Mauricio’s work identifying the feedback loops associated with public funding and a research workforce could have implications for many other public agencies. Please join us in congratulating Mauricio!
"Introduction to Dynamic Modeling with STELLA and iThink"
Colorado Springs, CO — October 31-November 1, 2012
Whether you are new to Systems Thinking or it's been a while since you've used the STELLA or iThink software, this two day workshop provides the most efficient way to come up to speed with the dynamic modeling approach. We'll draw upon years of real-world experience to help build your skills and facilitate modeling an issue of your own choosing.
"New Features in STELLA and iThink Version 10"
Colorado Springs, CO — November 2, 2012
Extend your learning from the Introduction to Dynamic Modeling workshop or join us for this one day course to get hands-on experience using some of the exciting new software features in STELLA and iThink Version 10.
"Intermediate Dynamic Modeling with STELLA and iThink"
San Diego, CA — January 22-23, 2013

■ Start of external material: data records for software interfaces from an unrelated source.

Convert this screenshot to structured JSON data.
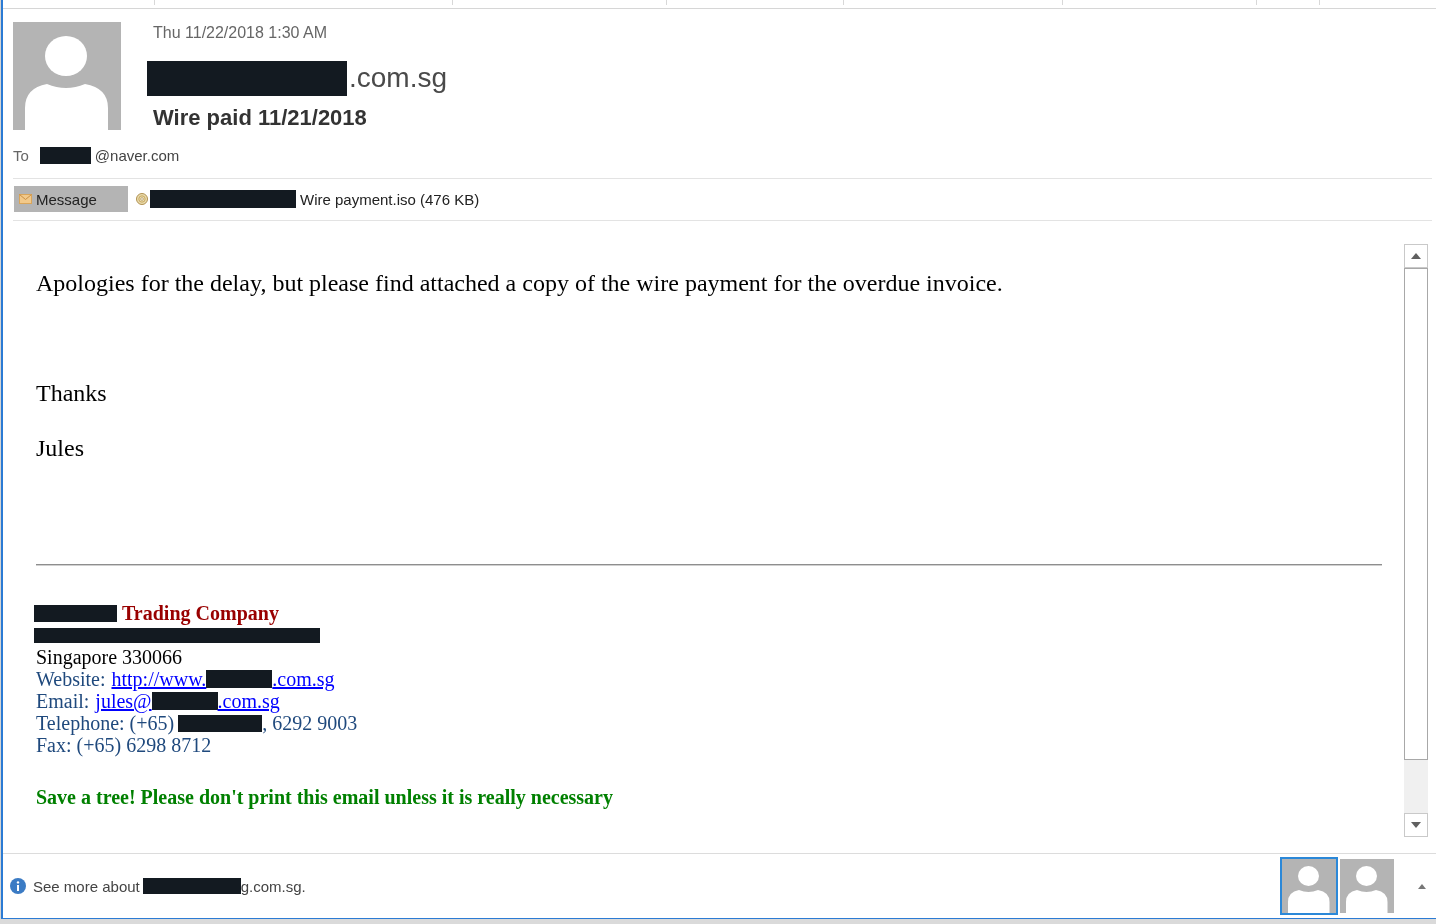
{
  "message": {
    "date": "Thu 11/22/2018 1:30 AM",
    "sender": {
      "visible_part": ".com.sg"
    },
    "subject": "Wire paid 11/21/2018",
    "to": {
      "label": "To",
      "visible_part": "@naver.com"
    }
  },
  "attachments": [
    {
      "kind": "message",
      "label": "Message",
      "selected": true
    },
    {
      "kind": "file",
      "label": "Wire payment.iso (476 KB)",
      "selected": false
    }
  ],
  "body": {
    "paragraphs": [
      "Apologies for the delay, but please find attached a copy of the wire payment for the overdue invoice.",
      "Thanks",
      "Jules"
    ]
  },
  "signature": {
    "company": "Trading Company",
    "city": "Singapore 330066",
    "website": {
      "label": "Website:",
      "link_start": "http://www.",
      "link_end": ".com.sg"
    },
    "email": {
      "label": "Email:",
      "link_start": "jules@",
      "link_end": ".com.sg"
    },
    "telephone": {
      "label": "Telephone: (+65)",
      "number_end": ", 6292 9003"
    },
    "fax": "Fax: (+65) 6298 8712",
    "note": "Save a tree! Please don't print this email unless it is really necessary"
  },
  "people_pane": {
    "text_start": "See more about",
    "text_end": "g.com.sg.",
    "people": [
      {
        "selected": true
      },
      {
        "selected": false
      }
    ]
  }
}
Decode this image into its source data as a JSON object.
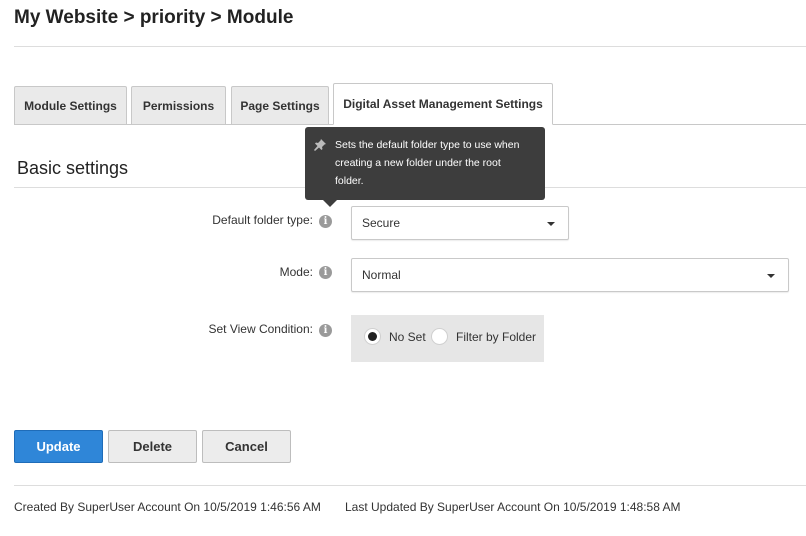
{
  "breadcrumb": "My Website > priority > Module",
  "tabs": [
    {
      "label": "Module Settings"
    },
    {
      "label": "Permissions"
    },
    {
      "label": "Page Settings"
    },
    {
      "label": "Digital Asset Management Settings",
      "active": true
    }
  ],
  "section_title": "Basic settings",
  "tooltip": {
    "line1": "Sets the default folder type to use when",
    "line2": "creating a new folder under the root",
    "line3": "folder.",
    "icon": "pin-icon"
  },
  "fields": {
    "default_folder_type": {
      "label": "Default folder type:",
      "value": "Secure",
      "icon": "info-icon"
    },
    "mode": {
      "label": "Mode:",
      "value": "Normal",
      "icon": "info-icon"
    },
    "view_condition": {
      "label": "Set View Condition:",
      "icon": "info-icon",
      "options": [
        {
          "label": "No Set",
          "selected": true
        },
        {
          "label": "Filter by Folder",
          "selected": false
        }
      ]
    }
  },
  "buttons": {
    "update": "Update",
    "delete": "Delete",
    "cancel": "Cancel"
  },
  "footer": {
    "created": "Created By SuperUser Account On 10/5/2019 1:46:56 AM",
    "updated": "Last Updated By SuperUser Account On 10/5/2019 1:48:58 AM"
  },
  "colors": {
    "primary": "#2f86d8",
    "tooltip_bg": "#3d3d3d",
    "radio_group_bg": "#e6e6e6"
  }
}
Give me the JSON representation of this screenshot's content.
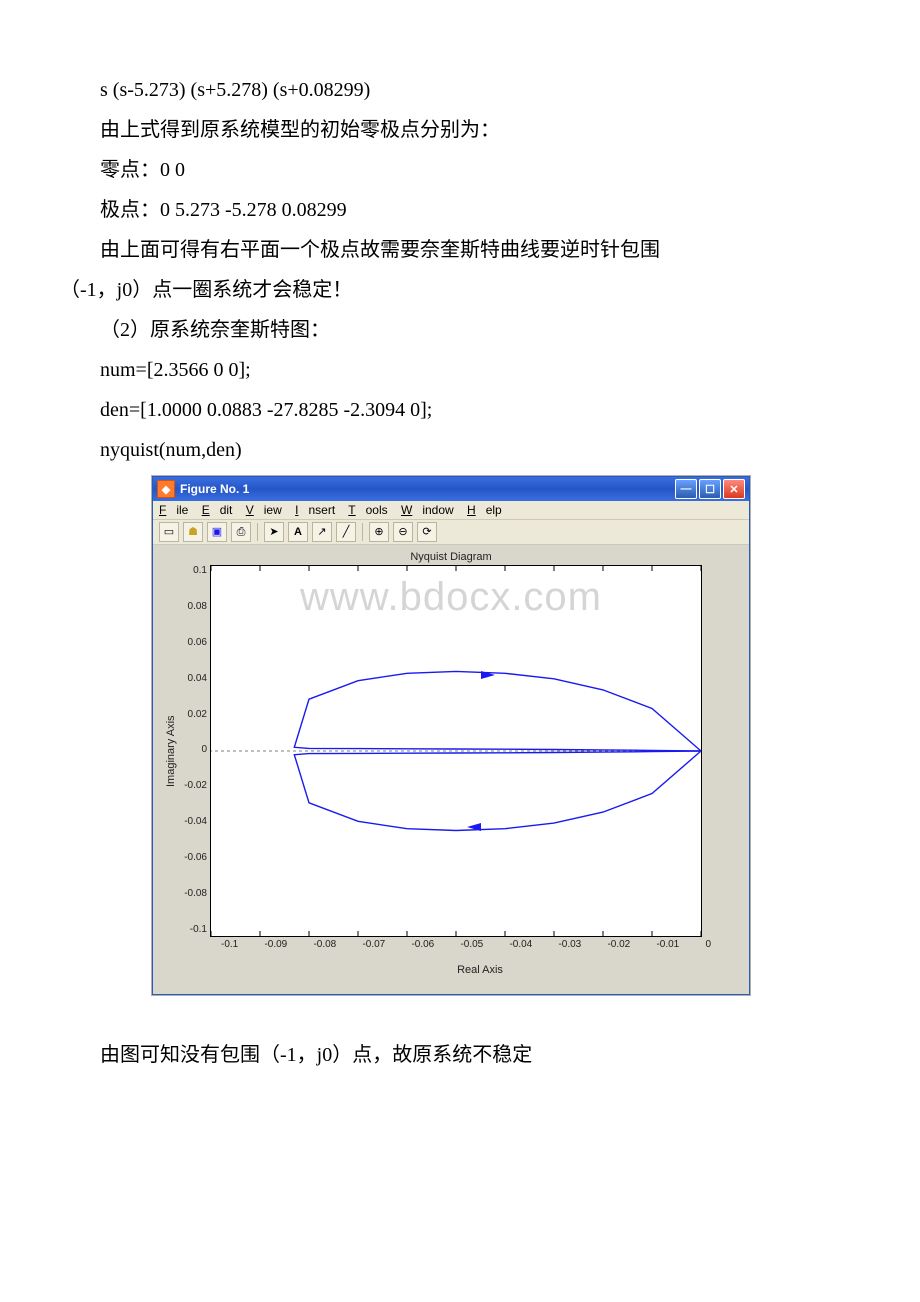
{
  "text": {
    "p1": "s (s-5.273) (s+5.278) (s+0.08299)",
    "p2": "由上式得到原系统模型的初始零极点分别为：",
    "p3": "零点：0  0",
    "p4": "极点：0  5.273  -5.278 0.08299",
    "p5a": "由上面可得有右平面一个极点故需要奈奎斯特曲线要逆时针包围",
    "p5b": "（-1，j0）点一圈系统才会稳定！",
    "p6": "（2）原系统奈奎斯特图：",
    "p7": "num=[2.3566 0 0];",
    "p8": "den=[1.0000 0.0883 -27.8285 -2.3094 0];",
    "p9": "nyquist(num,den)",
    "p10": "由图可知没有包围（-1，j0）点，故原系统不稳定"
  },
  "window": {
    "title": "Figure No. 1",
    "menus": [
      "File",
      "Edit",
      "View",
      "Insert",
      "Tools",
      "Window",
      "Help"
    ],
    "toolbar_icons": [
      "new-icon",
      "open-icon",
      "save-icon",
      "print-icon",
      "pointer-icon",
      "text-icon",
      "arrow-icon",
      "line-icon",
      "zoom-in-icon",
      "zoom-out-icon",
      "rotate-icon"
    ]
  },
  "chart_data": {
    "type": "line",
    "title": "Nyquist Diagram",
    "xlabel": "Real Axis",
    "ylabel": "Imaginary Axis",
    "xlim": [
      -0.1,
      0
    ],
    "ylim": [
      -0.1,
      0.1
    ],
    "xticks": [
      "-0.1",
      "-0.09",
      "-0.08",
      "-0.07",
      "-0.06",
      "-0.05",
      "-0.04",
      "-0.03",
      "-0.02",
      "-0.01",
      "0"
    ],
    "yticks": [
      "0.1",
      "0.08",
      "0.06",
      "0.04",
      "0.02",
      "0",
      "-0.02",
      "-0.04",
      "-0.06",
      "-0.08",
      "-0.1"
    ],
    "series": [
      {
        "name": "nyquist-upper",
        "color": "#1a1af0",
        "x": [
          0,
          -0.01,
          -0.02,
          -0.03,
          -0.04,
          -0.05,
          -0.06,
          -0.07,
          -0.08,
          -0.083,
          -0.08,
          -0.07,
          -0.06,
          -0.05,
          -0.04,
          -0.03,
          -0.02,
          -0.01,
          0
        ],
        "y": [
          0,
          0.023,
          0.033,
          0.039,
          0.042,
          0.043,
          0.042,
          0.038,
          0.028,
          0.002,
          0.0014,
          0.0013,
          0.0012,
          0.0011,
          0.001,
          0.0008,
          0.0006,
          0.0003,
          0
        ]
      },
      {
        "name": "nyquist-lower",
        "color": "#1a1af0",
        "x": [
          0,
          -0.01,
          -0.02,
          -0.03,
          -0.04,
          -0.05,
          -0.06,
          -0.07,
          -0.08,
          -0.083,
          -0.08,
          -0.07,
          -0.06,
          -0.05,
          -0.04,
          -0.03,
          -0.02,
          -0.01,
          0
        ],
        "y": [
          0,
          -0.023,
          -0.033,
          -0.039,
          -0.042,
          -0.043,
          -0.042,
          -0.038,
          -0.028,
          -0.002,
          -0.0014,
          -0.0013,
          -0.0012,
          -0.0011,
          -0.001,
          -0.0008,
          -0.0006,
          -0.0003,
          0
        ]
      }
    ],
    "arrows": [
      {
        "x": -0.045,
        "y": 0.043,
        "dir": "right"
      },
      {
        "x": -0.045,
        "y": -0.043,
        "dir": "left"
      }
    ],
    "reference_line": {
      "y": 0,
      "style": "dashed"
    }
  },
  "watermark": "www.bdocx.com"
}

Register early to ensure a space in our popular intermediate workshop which is offered just once a year. Designed for experienced modelers or those who have already participated in our introductory course, this two day workshop will take your knowledge to the next level. Faculty will use a wide variety of case studies as vehicles for addressing key dynamic modeling topics and advanced software functionality.
To learn more or to register, email Anna Pippin at email@example.com or call (603) 448-4990.